The federal government has backed down on schools funding after a row with a majority of the states and territories.
It will now provide funding of $2.8 billion over four years to all the states and territories, after deciding to bring back $1.2 billion put into consolidated revenue by the former Labor government.
Prime Minister Tony Abbott said the coalition had secured an in-principle agreement with Queensland, Northern Territory and Western Australia that would allow a national funding system to operate.
“Given that we now have a fair and national deal, the government will put the $1.2 billion that Labor took out back into schools funding over the next four years,” he told reporters in Canberra on Monday.
“There will be full funding certainty over the next four years.”
Last week, the coalition raised the ire of states that had sealed deals with the former government under the so-called Gonski system.
It announced it would only honour agreements for the 2014 school year and review the system for 2015.
NSW, Victoria, South Australia, Tasmania and the ACT were angered that they would miss out on what was promised.
Queensland, Western Australia and the Northern Territory had held out on doing any deals with Labor, but will now get the $1.2 billion earmarked by Labor for their funding.
The Abbott government is also to honour funding promised to non-government representative bodies for four years including $55 million to Catholic Education Commissions and $110 million to the Association of Independent Schools.
Mr Abbott said the decision meant the government was “more than keeping our commitments”.
“We want to keep our commitments in spirit as well as in letter,” he said.
Funding for the Gonski signatory states would be distributed in the same way as previously planned.
But conditions placed on NSW, Tasmania, South Australia, Victoria and the ACT won’t apply to the other three states.
“I suspect that New South Wales and Victoria will be happy to lose the Canberra command and control elements of those deals but certainly the financial arrangements for the next four years will be absolutely adhered to,” Mr Abbott said.
The government is to shelve Labor’s ideas of imposing management plans for states’ schools systems, setting up Canberra-based inspectors and gathering extra data in Canberra.
Education Minister Christopher Pyne said the government would amend the Australian Education Act in 2014 to “dismantle the regulation and red tape that made the model virtually incapable of being implemented”.
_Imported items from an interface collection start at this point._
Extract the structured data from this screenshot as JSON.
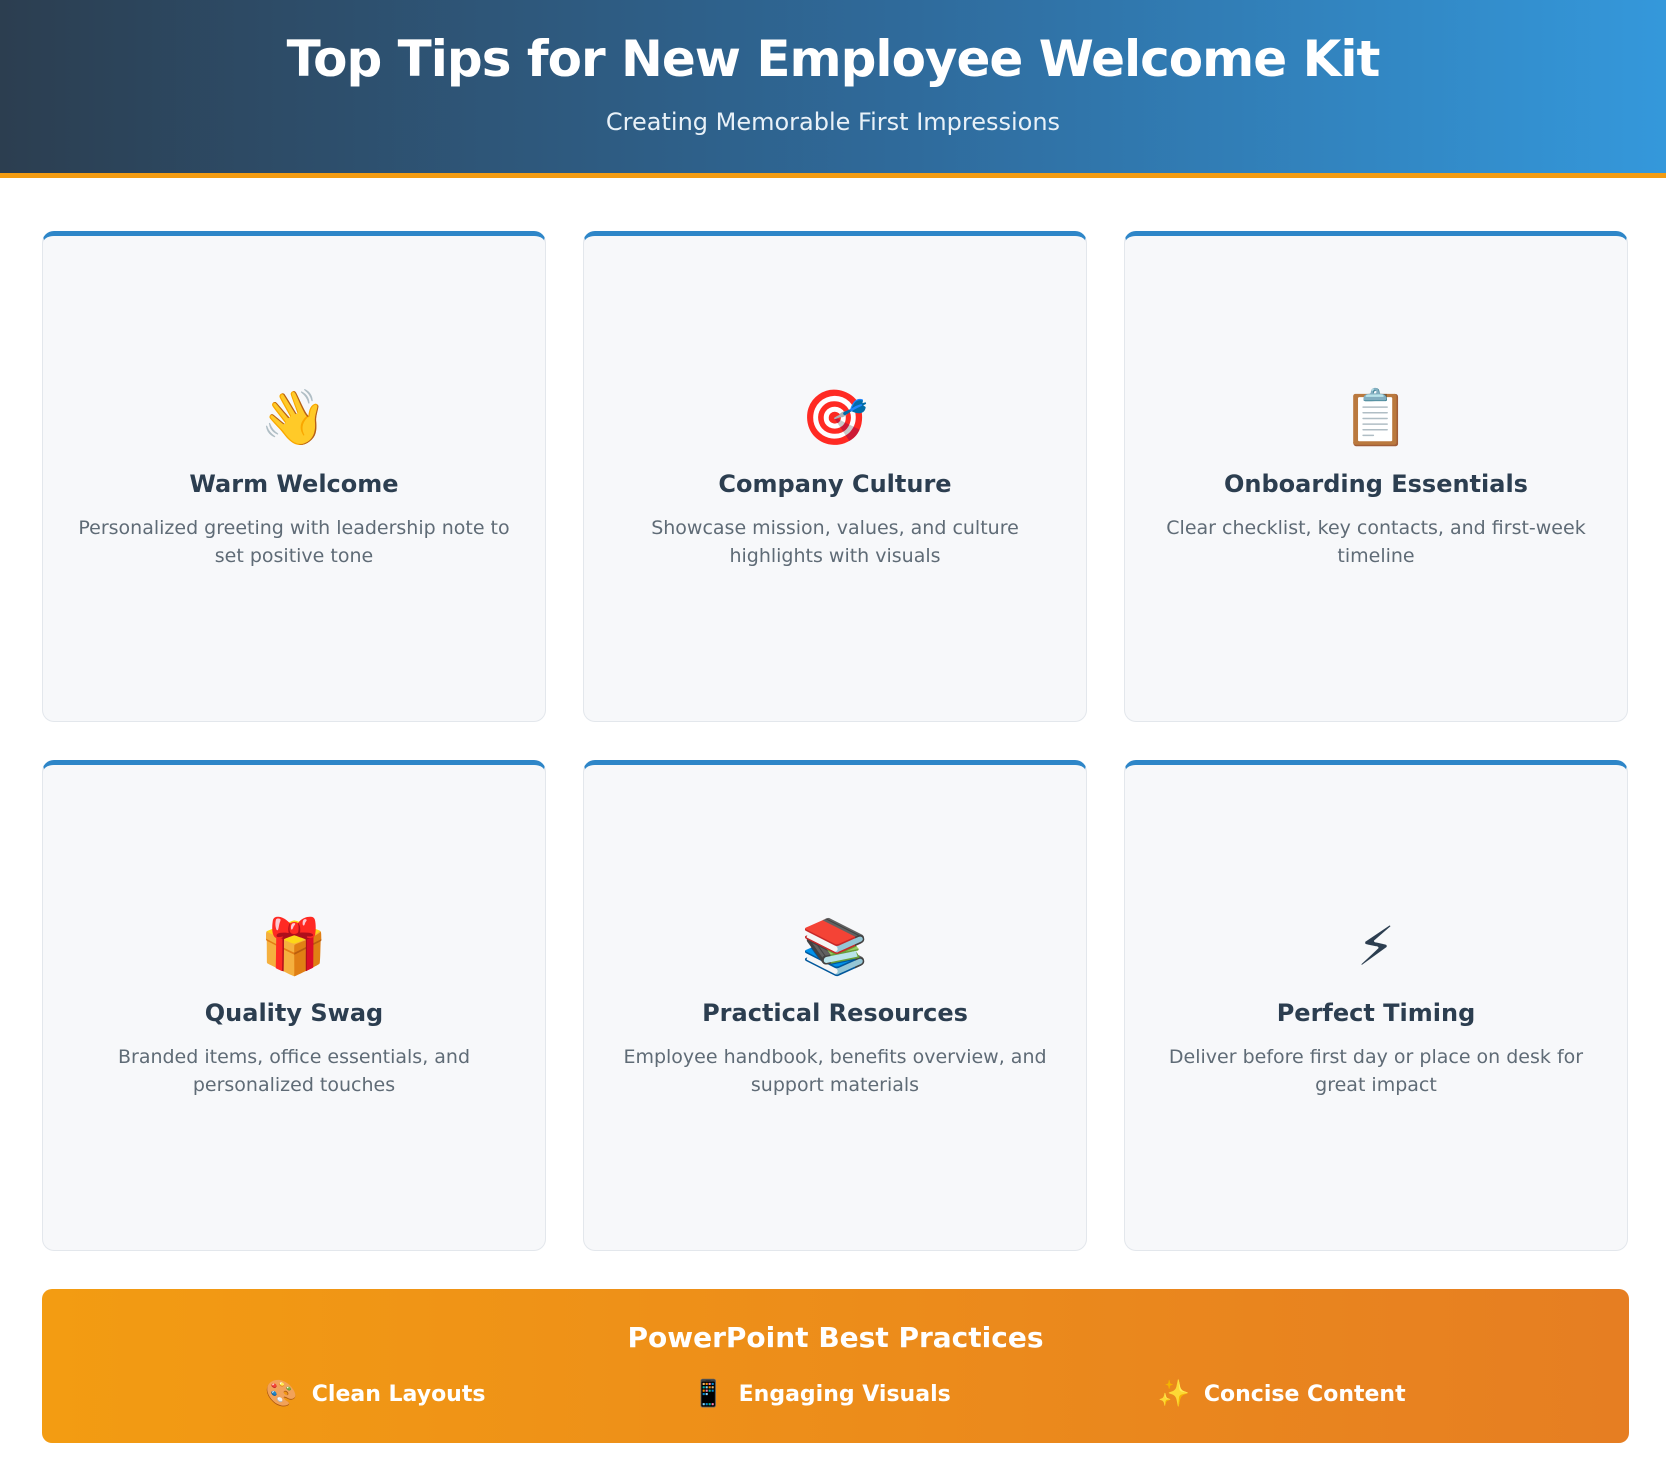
{
  "header": {
    "title": "Top Tips for New Employee Welcome Kit",
    "subtitle": "Creating Memorable First Impressions"
  },
  "cards": [
    {
      "icon": "👋",
      "icon_name": "waving-hand-icon",
      "title": "Warm Welcome",
      "desc": "Personalized greeting with leadership note to set positive tone"
    },
    {
      "icon": "🎯",
      "icon_name": "target-icon",
      "title": "Company Culture",
      "desc": "Showcase mission, values, and culture highlights with visuals"
    },
    {
      "icon": "📋",
      "icon_name": "clipboard-icon",
      "title": "Onboarding Essentials",
      "desc": "Clear checklist, key contacts, and first-week timeline"
    },
    {
      "icon": "🎁",
      "icon_name": "gift-icon",
      "title": "Quality Swag",
      "desc": "Branded items, office essentials, and personalized touches"
    },
    {
      "icon": "📚",
      "icon_name": "books-icon",
      "title": "Practical Resources",
      "desc": "Employee handbook, benefits overview, and support materials"
    },
    {
      "icon": "⚡",
      "icon_name": "lightning-icon",
      "title": "Perfect Timing",
      "desc": "Deliver before first day or place on desk for great impact"
    }
  ],
  "practices": {
    "title": "PowerPoint Best Practices",
    "items": [
      {
        "icon": "🎨",
        "icon_name": "palette-icon",
        "label": "Clean Layouts"
      },
      {
        "icon": "📱",
        "icon_name": "mobile-phone-icon",
        "label": "Engaging Visuals"
      },
      {
        "icon": "✨",
        "icon_name": "sparkles-icon",
        "label": "Concise Content"
      }
    ]
  },
  "colors": {
    "header_start": "#2c3e50",
    "header_end": "#3498db",
    "accent_orange": "#f39c12",
    "card_top_border": "#2e86c8",
    "card_background": "#f7f8fa"
  }
}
“Every student in Australia will be treated exactly the same way regardless of what jurisdiction they’re in,” he said.
Mr Abbott said the mid-year economic and fiscal outlook due in December would make it clear how the government would account for the $1.2 billion.
“We have identified appropriate savings over and above the savings that we identified prior to the election,” Mr Abbott said.
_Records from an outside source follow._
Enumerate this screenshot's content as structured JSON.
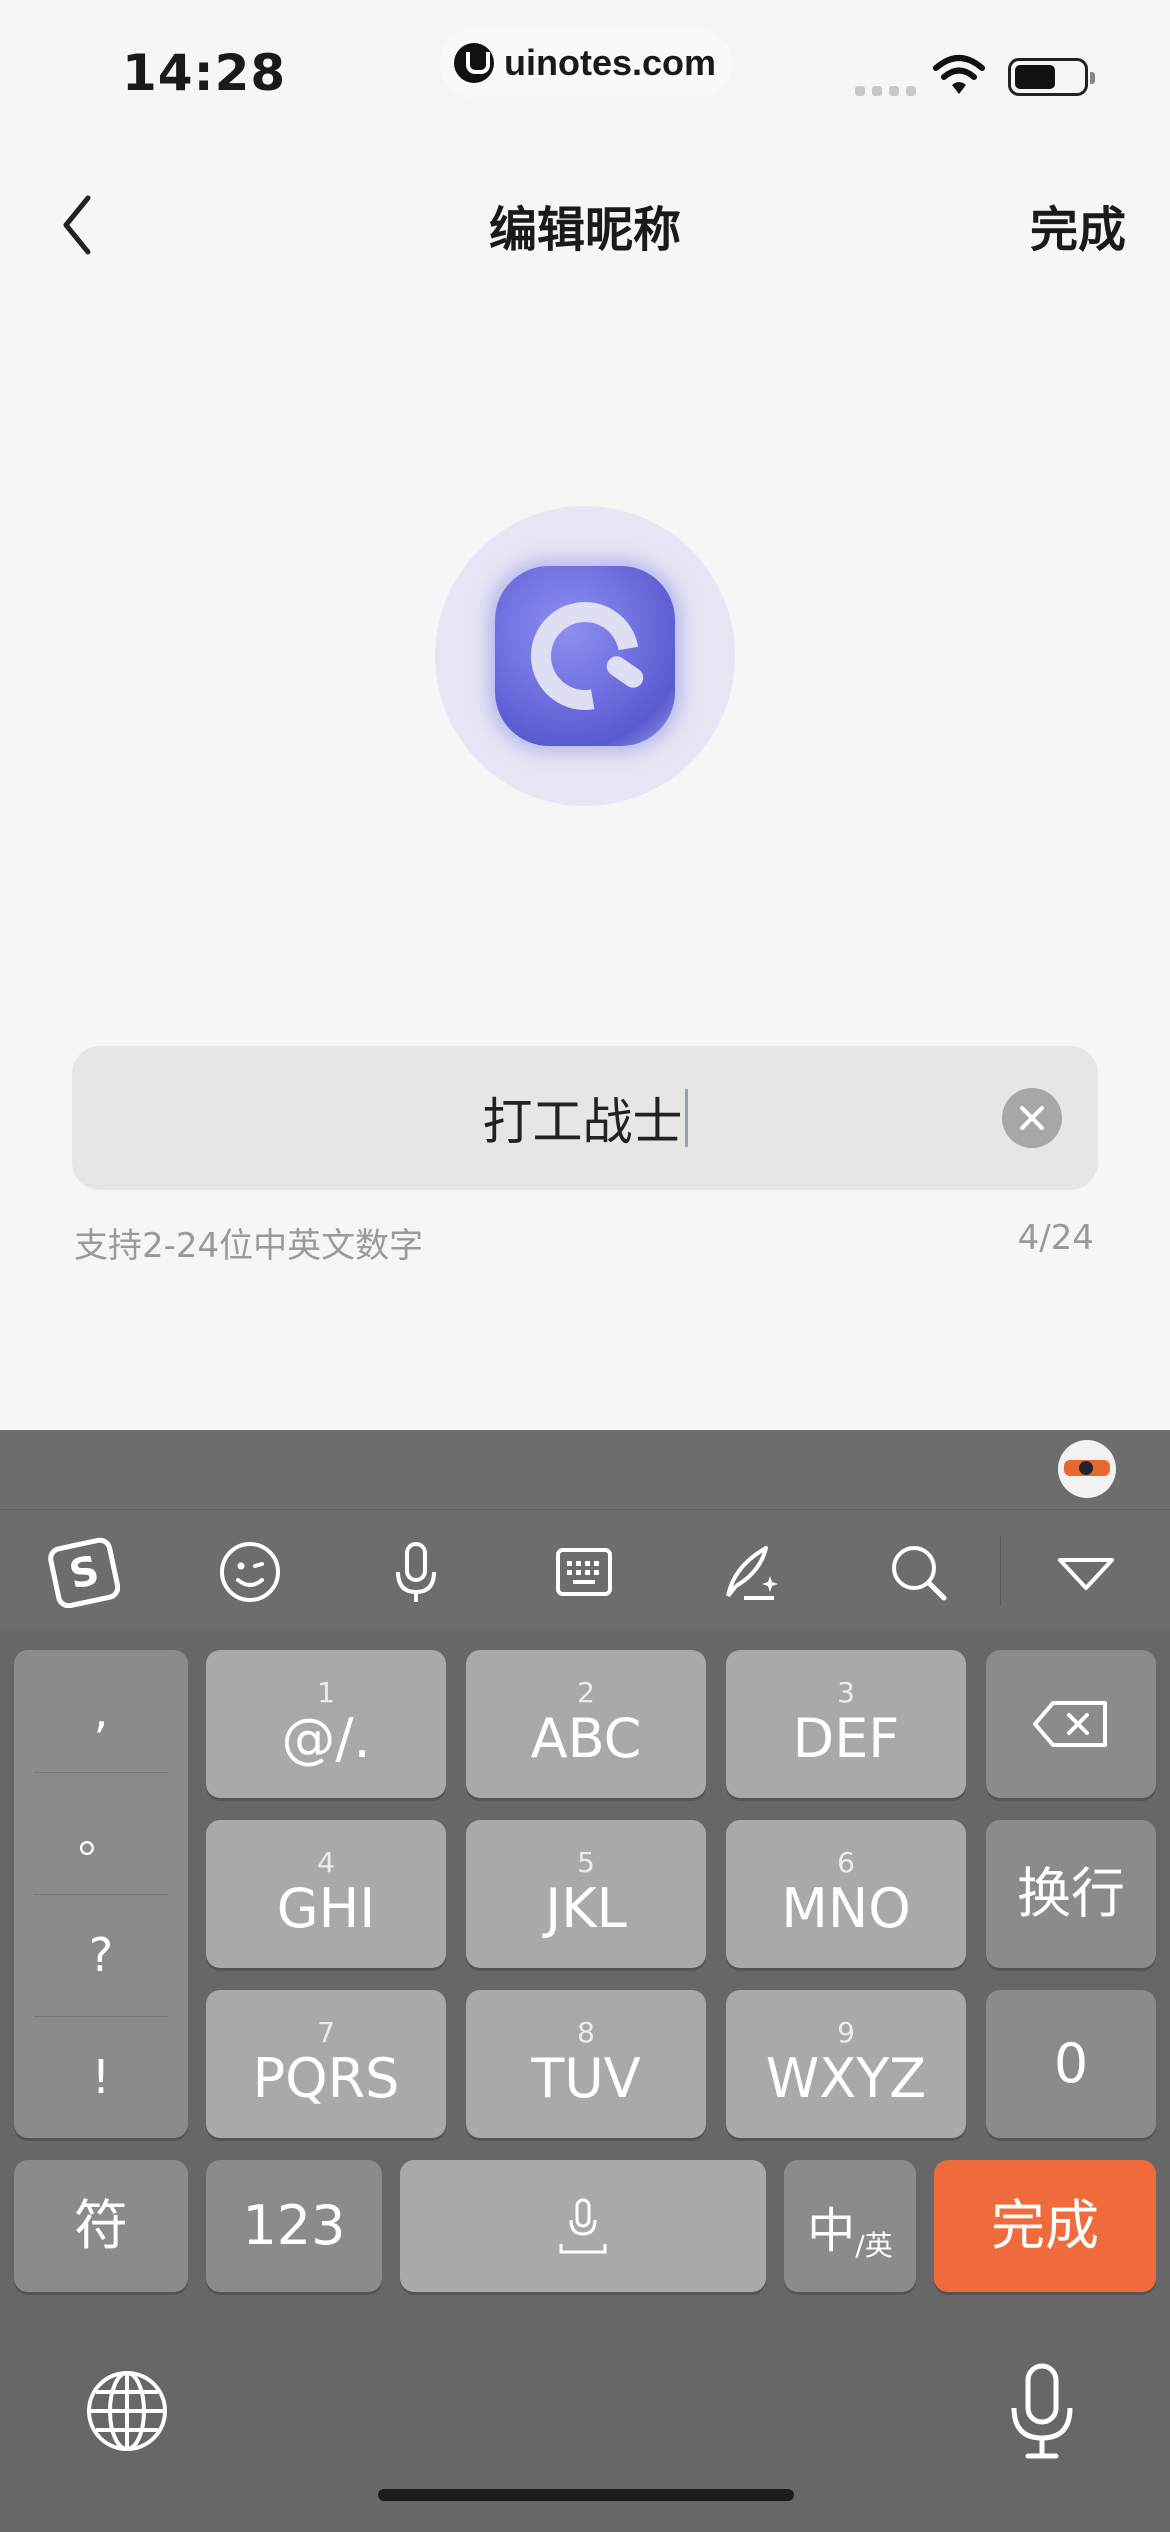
{
  "status_bar": {
    "time": "14:28",
    "url": "uinotes.com"
  },
  "nav": {
    "title": "编辑昵称",
    "done_label": "完成"
  },
  "nickname": {
    "value": "打工战士",
    "hint": "支持2-24位中英文数字",
    "count": "4/24"
  },
  "keyboard": {
    "punctuation": [
      ",",
      "。",
      "?",
      "!"
    ],
    "keys": [
      {
        "num": "1",
        "label": "@/."
      },
      {
        "num": "2",
        "label": "ABC"
      },
      {
        "num": "3",
        "label": "DEF"
      },
      {
        "num": "4",
        "label": "GHI"
      },
      {
        "num": "5",
        "label": "JKL"
      },
      {
        "num": "6",
        "label": "MNO"
      },
      {
        "num": "7",
        "label": "PQRS"
      },
      {
        "num": "8",
        "label": "TUV"
      },
      {
        "num": "9",
        "label": "WXYZ"
      }
    ],
    "newline_label": "换行",
    "zero_label": "0",
    "symbol_label": "符",
    "numbers_label": "123",
    "lang_main": "中",
    "lang_sub": "/英",
    "done_label": "完成",
    "accent_color": "#f06b3c"
  }
}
The government will review the schools funding system in 2015, in line with legislative requirements.
It has also not committed to the full six years of funding proposed by Labor – a move criticised by the Australian Education Union.
Its deputy president Correna Haythorpe says the Government is effectively only committing to a third of the funding promised to the states that signed up to Gonski.
She says most of the funding would have flowed in the last two years of the six year agreements.
“Today’s statement has done little to provide certainty for Australian schools,” she said.
She said kids in the NT, Western Australia and Queensland had been short-changed as these states would get federal money without having to co-contribute.
Some of the states which had signed on to the original Labor deal remained guarded in their enthusiasm for the latest version.
“Given the way Christopher Pyne has conducted himself over the last week, I won’t be entirely satisfied until we’ve got it in writing,” Tasmanian education minister Nick McKim said.
SA Premier Jay Weatherill said his state wanted “every dollar and every cent put back where it belongs”.
Mr Shorten says Government has put education sector on a ‘rollercoaster’
The Opposition Leader has described the policy reversal as “the latest saga in the coalition’s election promise-breaking antics in education”.
In parliament later in the day, Mr Shorten rounded off the series of questions by asking “when will the Prime Minister stop lying?” – a phrase he was forced to withdraw.
The questions gave the Prime Minister the opportunity to criticise Labor over its failure to secure a national agreement on schools funding while in government.
“I want to make it absolutely crystal clear that this Government is cleaning up Labor’s mess,” Mr Abbott said.
Mr Shorten then moved the new parliament’s first motion of censure in the Prime Minister, “for breaking his promise to parents and children across Australia that no school will be worse off under his Government”.
But the Government used its numbers to instead censure the Opposition Leader for cutting funding to the hold-out states and “failing to achieve a national, fair and needs-based school funding mode”.
The $15.2 billion Better Schools Plan was based on recommendations made by a review panel which was chaired by businessman David Gonski.
Sixty-five per cent of the additional money was slated to come from federal coffers with the rest contributed by states and territories.
The government has also said it will honour $55 million for Catholic education commissions and $110 million for the Association of Independent Schools, something welcomed by the National Catholic Education Commission.